/---
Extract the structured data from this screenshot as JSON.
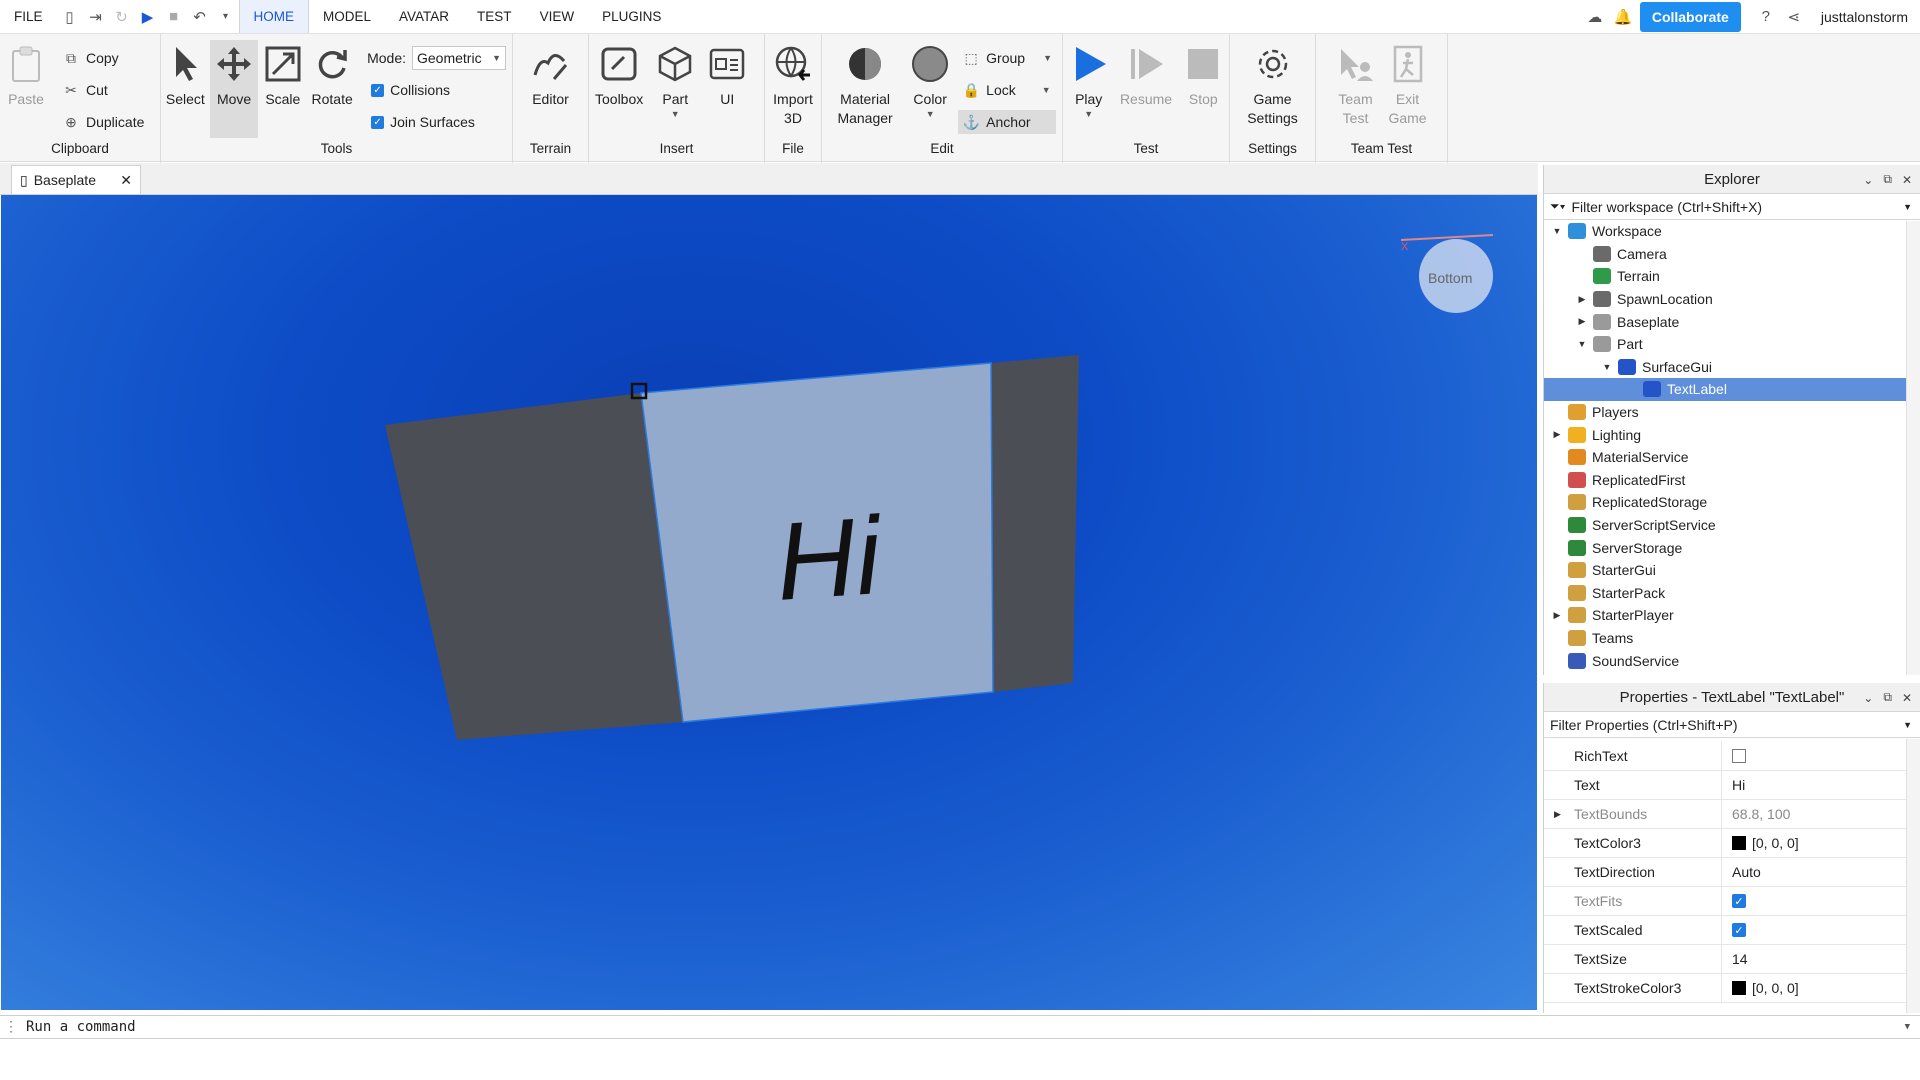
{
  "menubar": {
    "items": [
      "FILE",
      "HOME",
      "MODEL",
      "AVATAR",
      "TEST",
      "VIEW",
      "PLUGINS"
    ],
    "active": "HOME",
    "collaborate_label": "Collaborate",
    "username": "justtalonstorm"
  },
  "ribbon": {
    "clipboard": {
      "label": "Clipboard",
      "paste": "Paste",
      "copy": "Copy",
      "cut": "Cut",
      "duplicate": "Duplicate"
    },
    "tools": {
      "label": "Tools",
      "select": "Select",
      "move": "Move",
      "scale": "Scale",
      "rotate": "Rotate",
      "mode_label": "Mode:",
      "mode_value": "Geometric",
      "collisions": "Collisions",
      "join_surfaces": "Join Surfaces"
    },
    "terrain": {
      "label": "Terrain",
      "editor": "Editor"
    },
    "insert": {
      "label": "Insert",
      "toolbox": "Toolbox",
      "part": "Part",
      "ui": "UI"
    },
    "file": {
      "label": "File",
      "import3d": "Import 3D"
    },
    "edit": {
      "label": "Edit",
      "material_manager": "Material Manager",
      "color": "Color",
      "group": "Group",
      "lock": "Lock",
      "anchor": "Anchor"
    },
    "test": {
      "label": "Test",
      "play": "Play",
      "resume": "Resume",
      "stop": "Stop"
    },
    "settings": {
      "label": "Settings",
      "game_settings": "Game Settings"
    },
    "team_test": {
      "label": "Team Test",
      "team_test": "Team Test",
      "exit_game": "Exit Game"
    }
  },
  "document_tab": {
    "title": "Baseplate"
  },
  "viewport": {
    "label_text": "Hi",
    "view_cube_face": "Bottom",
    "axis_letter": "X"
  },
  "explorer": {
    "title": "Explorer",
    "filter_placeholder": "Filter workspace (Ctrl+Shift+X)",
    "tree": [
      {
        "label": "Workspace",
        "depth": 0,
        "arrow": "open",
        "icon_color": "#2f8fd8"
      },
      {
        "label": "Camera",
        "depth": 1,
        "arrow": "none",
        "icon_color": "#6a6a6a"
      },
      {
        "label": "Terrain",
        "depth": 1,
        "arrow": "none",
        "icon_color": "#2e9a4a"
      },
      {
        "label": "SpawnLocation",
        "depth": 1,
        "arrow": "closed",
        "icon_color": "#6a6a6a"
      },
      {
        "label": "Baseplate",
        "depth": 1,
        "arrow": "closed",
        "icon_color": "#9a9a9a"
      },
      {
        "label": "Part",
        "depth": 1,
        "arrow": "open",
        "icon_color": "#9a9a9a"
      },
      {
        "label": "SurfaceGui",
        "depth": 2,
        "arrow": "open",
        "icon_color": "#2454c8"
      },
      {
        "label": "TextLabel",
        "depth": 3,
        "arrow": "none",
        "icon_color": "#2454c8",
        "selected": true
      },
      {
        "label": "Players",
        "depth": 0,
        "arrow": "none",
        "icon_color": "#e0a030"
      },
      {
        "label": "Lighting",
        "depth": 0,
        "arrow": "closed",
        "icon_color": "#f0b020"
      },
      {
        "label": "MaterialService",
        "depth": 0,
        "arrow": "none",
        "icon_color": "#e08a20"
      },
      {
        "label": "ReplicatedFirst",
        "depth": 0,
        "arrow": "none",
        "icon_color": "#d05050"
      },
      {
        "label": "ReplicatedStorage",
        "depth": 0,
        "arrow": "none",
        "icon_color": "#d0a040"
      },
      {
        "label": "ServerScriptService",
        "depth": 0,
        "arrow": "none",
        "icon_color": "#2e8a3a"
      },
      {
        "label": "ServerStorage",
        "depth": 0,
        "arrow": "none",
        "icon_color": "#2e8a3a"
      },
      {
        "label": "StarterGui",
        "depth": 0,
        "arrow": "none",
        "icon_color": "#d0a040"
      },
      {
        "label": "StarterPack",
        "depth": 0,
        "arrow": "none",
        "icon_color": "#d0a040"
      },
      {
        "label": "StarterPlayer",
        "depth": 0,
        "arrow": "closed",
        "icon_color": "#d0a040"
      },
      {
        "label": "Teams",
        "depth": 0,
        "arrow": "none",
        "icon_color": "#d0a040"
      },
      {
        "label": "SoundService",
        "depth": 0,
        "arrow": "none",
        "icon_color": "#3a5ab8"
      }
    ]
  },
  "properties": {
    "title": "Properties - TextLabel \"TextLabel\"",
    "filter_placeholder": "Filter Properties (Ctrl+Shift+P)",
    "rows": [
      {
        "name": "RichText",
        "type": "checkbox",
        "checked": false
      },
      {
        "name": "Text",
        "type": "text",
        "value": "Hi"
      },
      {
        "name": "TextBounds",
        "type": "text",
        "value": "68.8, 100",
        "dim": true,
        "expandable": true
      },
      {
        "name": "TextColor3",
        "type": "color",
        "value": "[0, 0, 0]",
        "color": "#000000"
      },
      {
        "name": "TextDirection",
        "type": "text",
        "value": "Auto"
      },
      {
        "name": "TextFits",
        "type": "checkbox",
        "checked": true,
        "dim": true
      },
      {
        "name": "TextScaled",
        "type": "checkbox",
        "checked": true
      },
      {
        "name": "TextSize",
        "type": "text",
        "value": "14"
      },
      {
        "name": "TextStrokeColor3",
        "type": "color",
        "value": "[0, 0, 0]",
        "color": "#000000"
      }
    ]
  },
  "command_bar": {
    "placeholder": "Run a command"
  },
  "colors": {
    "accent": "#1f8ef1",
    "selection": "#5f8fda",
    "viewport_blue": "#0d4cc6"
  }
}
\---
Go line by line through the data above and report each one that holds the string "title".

    "title": "Baseplate"
    "title": "Explorer",
    "title": "Properties - TextLabel \"TextLabel\"",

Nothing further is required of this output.